**What this task involves:** Which lines below contain the word "extra"? Copy each of them.

**Data to examine:**
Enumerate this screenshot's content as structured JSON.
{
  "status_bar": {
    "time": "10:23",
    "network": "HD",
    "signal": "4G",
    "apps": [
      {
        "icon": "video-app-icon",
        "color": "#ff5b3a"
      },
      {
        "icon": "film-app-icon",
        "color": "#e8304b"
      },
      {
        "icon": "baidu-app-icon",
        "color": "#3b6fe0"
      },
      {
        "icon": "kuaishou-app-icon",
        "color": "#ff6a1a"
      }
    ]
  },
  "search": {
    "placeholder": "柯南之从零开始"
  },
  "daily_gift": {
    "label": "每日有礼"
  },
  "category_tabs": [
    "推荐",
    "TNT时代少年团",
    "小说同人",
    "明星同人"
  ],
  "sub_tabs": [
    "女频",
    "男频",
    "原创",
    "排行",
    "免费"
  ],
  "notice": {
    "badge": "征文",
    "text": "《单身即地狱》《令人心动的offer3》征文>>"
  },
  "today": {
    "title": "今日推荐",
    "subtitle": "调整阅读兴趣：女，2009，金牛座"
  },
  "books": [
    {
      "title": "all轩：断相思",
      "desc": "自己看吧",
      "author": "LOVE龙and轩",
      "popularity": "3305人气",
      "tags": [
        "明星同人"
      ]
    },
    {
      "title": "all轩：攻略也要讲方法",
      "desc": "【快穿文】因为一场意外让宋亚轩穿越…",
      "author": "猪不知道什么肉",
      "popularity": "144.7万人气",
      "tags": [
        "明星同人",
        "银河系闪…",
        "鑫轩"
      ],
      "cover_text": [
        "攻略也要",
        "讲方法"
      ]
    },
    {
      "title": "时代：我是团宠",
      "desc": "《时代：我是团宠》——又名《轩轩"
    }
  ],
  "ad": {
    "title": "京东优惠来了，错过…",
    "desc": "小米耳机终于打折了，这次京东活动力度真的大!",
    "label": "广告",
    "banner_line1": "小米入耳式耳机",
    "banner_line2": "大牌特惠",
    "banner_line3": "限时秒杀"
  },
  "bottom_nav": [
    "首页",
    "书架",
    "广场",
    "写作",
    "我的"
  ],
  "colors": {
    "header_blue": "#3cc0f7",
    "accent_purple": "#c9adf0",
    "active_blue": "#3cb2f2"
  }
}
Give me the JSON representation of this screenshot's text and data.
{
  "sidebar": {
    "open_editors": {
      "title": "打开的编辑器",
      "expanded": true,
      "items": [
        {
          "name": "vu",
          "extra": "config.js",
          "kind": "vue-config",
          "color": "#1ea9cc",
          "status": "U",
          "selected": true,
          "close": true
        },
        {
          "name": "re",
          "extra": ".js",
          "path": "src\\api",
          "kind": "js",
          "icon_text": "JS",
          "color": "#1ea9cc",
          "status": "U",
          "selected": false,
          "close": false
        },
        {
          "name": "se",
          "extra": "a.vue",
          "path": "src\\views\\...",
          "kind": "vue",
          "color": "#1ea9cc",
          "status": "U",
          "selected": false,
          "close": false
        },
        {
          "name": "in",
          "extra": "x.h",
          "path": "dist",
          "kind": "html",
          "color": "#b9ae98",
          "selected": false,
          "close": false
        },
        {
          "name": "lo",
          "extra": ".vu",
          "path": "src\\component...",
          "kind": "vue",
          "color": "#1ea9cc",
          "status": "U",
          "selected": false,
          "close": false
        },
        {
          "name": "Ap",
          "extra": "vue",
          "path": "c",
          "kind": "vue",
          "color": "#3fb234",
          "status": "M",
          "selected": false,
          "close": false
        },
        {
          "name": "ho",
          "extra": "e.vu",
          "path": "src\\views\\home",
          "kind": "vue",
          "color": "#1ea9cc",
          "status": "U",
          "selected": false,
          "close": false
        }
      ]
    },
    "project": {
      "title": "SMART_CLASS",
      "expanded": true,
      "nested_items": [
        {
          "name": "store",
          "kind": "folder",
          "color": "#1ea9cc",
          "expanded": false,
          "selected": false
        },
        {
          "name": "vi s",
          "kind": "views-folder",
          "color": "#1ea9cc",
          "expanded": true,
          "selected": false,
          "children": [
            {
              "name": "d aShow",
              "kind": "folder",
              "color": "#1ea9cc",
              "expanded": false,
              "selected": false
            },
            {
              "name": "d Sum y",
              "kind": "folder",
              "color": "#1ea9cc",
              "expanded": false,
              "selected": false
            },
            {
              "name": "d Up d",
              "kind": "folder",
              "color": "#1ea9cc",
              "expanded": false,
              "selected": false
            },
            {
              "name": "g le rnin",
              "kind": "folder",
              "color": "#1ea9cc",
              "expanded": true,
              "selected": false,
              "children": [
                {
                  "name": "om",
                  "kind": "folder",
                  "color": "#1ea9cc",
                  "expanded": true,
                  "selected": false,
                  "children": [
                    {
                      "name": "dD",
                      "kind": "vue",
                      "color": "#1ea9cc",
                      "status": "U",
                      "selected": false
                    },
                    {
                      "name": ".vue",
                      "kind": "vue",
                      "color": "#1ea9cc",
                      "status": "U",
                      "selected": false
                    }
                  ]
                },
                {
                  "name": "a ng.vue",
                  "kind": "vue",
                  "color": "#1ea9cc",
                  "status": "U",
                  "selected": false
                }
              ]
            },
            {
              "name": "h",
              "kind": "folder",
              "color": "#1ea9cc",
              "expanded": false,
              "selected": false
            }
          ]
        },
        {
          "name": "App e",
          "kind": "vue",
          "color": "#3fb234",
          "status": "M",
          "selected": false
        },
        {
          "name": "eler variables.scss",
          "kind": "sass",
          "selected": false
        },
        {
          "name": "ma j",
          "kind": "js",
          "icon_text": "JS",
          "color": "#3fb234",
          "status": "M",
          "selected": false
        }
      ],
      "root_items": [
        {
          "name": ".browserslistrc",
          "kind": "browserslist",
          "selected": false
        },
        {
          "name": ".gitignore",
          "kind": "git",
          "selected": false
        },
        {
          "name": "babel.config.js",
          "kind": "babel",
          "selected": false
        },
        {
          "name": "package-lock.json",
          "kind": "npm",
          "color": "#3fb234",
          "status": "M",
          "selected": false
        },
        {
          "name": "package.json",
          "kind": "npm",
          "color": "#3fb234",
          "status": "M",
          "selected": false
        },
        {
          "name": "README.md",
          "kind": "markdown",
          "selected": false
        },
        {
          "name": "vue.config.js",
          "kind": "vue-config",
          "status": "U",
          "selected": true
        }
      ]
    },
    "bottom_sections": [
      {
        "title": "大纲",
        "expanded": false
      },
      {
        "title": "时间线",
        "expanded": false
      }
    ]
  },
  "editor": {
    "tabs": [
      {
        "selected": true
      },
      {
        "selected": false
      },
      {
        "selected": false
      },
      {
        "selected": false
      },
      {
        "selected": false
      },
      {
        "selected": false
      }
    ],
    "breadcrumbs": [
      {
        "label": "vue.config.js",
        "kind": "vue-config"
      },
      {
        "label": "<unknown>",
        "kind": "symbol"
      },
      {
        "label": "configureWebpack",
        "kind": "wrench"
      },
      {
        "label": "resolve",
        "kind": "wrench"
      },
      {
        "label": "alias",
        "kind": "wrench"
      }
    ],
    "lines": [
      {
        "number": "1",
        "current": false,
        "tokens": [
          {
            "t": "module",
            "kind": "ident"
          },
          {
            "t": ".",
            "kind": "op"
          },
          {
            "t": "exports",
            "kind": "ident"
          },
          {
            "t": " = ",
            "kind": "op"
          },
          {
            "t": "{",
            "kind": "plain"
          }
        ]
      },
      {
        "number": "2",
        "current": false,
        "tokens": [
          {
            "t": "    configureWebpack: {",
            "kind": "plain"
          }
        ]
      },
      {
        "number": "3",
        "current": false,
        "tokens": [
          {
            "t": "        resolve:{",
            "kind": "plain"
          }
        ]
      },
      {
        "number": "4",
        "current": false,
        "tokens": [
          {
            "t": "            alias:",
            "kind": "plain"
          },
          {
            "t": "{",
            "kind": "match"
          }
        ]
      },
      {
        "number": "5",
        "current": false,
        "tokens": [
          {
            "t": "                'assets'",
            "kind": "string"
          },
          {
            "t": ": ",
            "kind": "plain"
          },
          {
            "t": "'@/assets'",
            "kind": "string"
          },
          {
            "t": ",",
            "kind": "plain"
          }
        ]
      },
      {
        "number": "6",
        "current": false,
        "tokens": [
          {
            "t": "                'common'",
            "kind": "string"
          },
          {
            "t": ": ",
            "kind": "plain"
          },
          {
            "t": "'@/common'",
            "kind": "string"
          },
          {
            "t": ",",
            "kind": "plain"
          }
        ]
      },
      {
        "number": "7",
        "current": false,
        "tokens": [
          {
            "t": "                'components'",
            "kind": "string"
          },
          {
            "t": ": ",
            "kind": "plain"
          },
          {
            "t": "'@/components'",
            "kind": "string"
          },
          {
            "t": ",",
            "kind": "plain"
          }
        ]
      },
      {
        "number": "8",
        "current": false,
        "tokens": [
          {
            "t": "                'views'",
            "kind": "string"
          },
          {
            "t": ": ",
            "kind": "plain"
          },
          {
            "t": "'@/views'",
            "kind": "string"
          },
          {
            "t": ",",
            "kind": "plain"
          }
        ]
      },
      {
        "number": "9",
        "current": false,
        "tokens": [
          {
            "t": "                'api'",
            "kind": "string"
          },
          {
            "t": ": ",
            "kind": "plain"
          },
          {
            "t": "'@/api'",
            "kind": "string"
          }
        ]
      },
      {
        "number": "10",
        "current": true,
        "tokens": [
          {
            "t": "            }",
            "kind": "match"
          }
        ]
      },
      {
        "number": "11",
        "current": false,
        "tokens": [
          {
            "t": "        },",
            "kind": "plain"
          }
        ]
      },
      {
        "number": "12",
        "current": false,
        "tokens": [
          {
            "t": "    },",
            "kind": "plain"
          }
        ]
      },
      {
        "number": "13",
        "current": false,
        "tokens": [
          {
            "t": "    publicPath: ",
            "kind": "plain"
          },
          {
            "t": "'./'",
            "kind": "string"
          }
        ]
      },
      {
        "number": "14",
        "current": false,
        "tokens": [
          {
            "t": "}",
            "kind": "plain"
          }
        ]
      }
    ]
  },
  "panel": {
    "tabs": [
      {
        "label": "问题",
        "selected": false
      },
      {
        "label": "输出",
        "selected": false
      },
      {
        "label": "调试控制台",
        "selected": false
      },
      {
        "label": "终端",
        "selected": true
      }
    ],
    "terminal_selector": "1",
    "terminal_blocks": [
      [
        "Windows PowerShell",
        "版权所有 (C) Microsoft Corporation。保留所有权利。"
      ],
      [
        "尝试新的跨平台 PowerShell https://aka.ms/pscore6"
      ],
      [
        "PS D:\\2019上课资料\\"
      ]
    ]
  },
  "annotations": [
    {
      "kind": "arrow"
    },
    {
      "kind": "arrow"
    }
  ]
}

**Response:**
          "extra": "config.js",
          "extra": ".js",
          "extra": "a.vue",
          "extra": "x.h",
          "extra": ".vu",
          "extra": "vue",
          "extra": "e.vu",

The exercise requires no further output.